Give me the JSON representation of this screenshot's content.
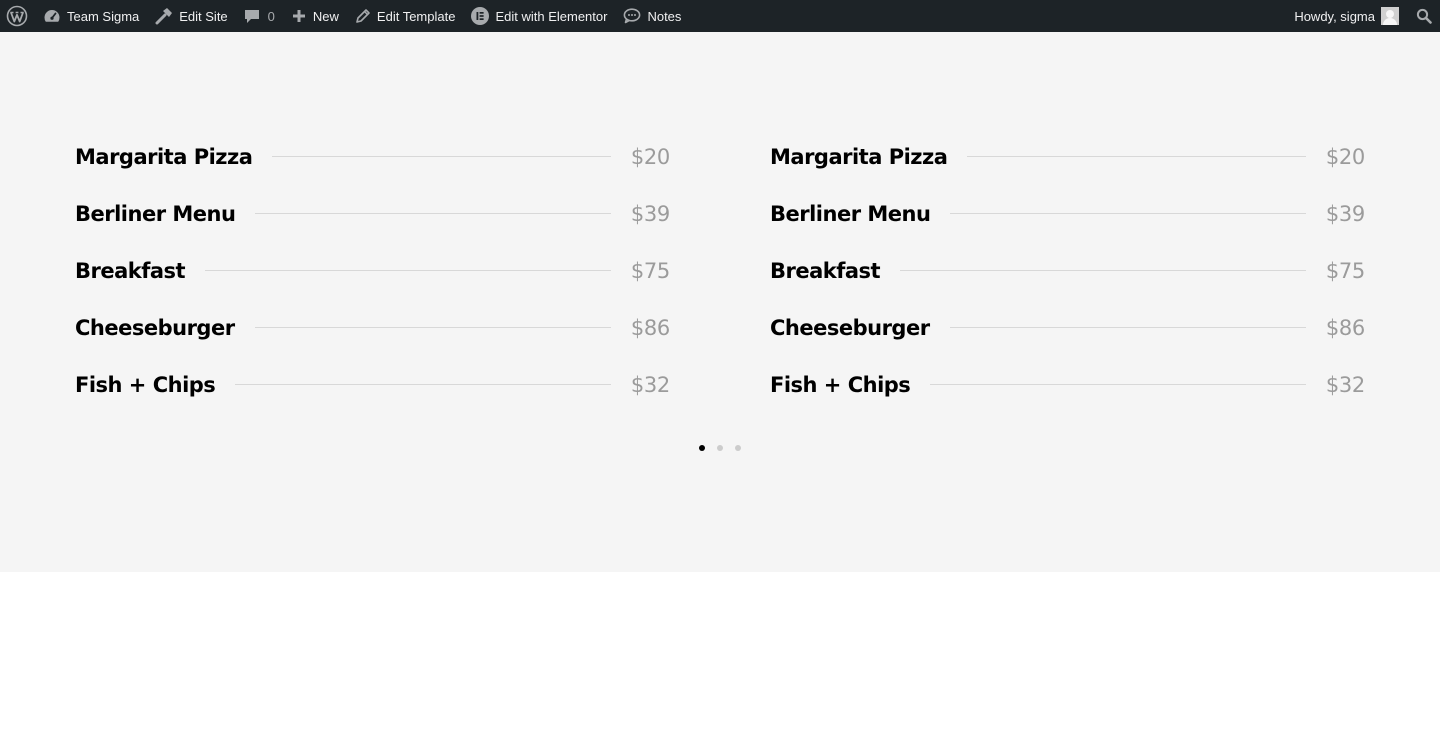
{
  "adminbar": {
    "site_name": "Team Sigma",
    "edit_site": "Edit Site",
    "comments_count": "0",
    "new_label": "New",
    "edit_template": "Edit Template",
    "edit_elementor": "Edit with Elementor",
    "notes": "Notes",
    "howdy": "Howdy, sigma",
    "icons": [
      "wordpress-logo-icon",
      "dashboard-icon",
      "hammer-icon",
      "comment-icon",
      "plus-icon",
      "pencil-icon",
      "elementor-icon",
      "chat-bubble-icon",
      "search-icon"
    ]
  },
  "menu": {
    "left": [
      {
        "title": "Margarita Pizza",
        "price": "$20"
      },
      {
        "title": "Berliner Menu",
        "price": "$39"
      },
      {
        "title": "Breakfast",
        "price": "$75"
      },
      {
        "title": "Cheeseburger",
        "price": "$86"
      },
      {
        "title": "Fish + Chips",
        "price": "$32"
      }
    ],
    "right": [
      {
        "title": "Margarita Pizza",
        "price": "$20"
      },
      {
        "title": "Berliner Menu",
        "price": "$39"
      },
      {
        "title": "Breakfast",
        "price": "$75"
      },
      {
        "title": "Cheeseburger",
        "price": "$86"
      },
      {
        "title": "Fish + Chips",
        "price": "$32"
      }
    ]
  },
  "pagination": {
    "total": 3,
    "active": 1
  },
  "colors": {
    "adminbar_bg": "#1d2327",
    "section_bg": "#f5f5f5",
    "title": "#000000",
    "price": "#9b9b9b",
    "divider": "#d8d8d8"
  }
}
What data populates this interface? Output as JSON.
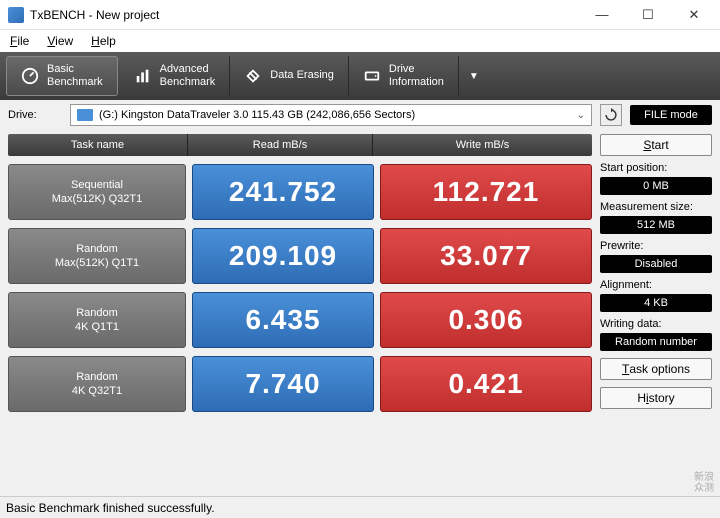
{
  "window": {
    "title": "TxBENCH - New project"
  },
  "menu": {
    "file": "File",
    "view": "View",
    "help": "Help"
  },
  "toolbar": {
    "basic": {
      "l1": "Basic",
      "l2": "Benchmark"
    },
    "advanced": {
      "l1": "Advanced",
      "l2": "Benchmark"
    },
    "erase": "Data Erasing",
    "drive": {
      "l1": "Drive",
      "l2": "Information"
    }
  },
  "drive": {
    "label": "Drive:",
    "value": "(G:) Kingston DataTraveler 3.0  115.43 GB (242,086,656 Sectors)"
  },
  "filemode": "FILE mode",
  "headers": {
    "task": "Task name",
    "read": "Read mB/s",
    "write": "Write mB/s"
  },
  "tests": [
    {
      "name1": "Sequential",
      "name2": "Max(512K) Q32T1",
      "read": "241.752",
      "write": "112.721"
    },
    {
      "name1": "Random",
      "name2": "Max(512K) Q1T1",
      "read": "209.109",
      "write": "33.077"
    },
    {
      "name1": "Random",
      "name2": "4K Q1T1",
      "read": "6.435",
      "write": "0.306"
    },
    {
      "name1": "Random",
      "name2": "4K Q32T1",
      "read": "7.740",
      "write": "0.421"
    }
  ],
  "side": {
    "start": "Start",
    "startpos_l": "Start position:",
    "startpos_v": "0 MB",
    "msize_l": "Measurement size:",
    "msize_v": "512 MB",
    "prewrite_l": "Prewrite:",
    "prewrite_v": "Disabled",
    "align_l": "Alignment:",
    "align_v": "4 KB",
    "wdata_l": "Writing data:",
    "wdata_v": "Random number",
    "taskopt": "Task options",
    "history": "History"
  },
  "status": "Basic Benchmark finished successfully.",
  "watermark": {
    "l1": "新浪",
    "l2": "众测"
  }
}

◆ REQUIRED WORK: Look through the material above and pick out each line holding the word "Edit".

◆ YOUR RESPONSE:
    "edit_site": "Edit Site",
    "edit_template": "Edit Template",
    "edit_elementor": "Edit with Elementor",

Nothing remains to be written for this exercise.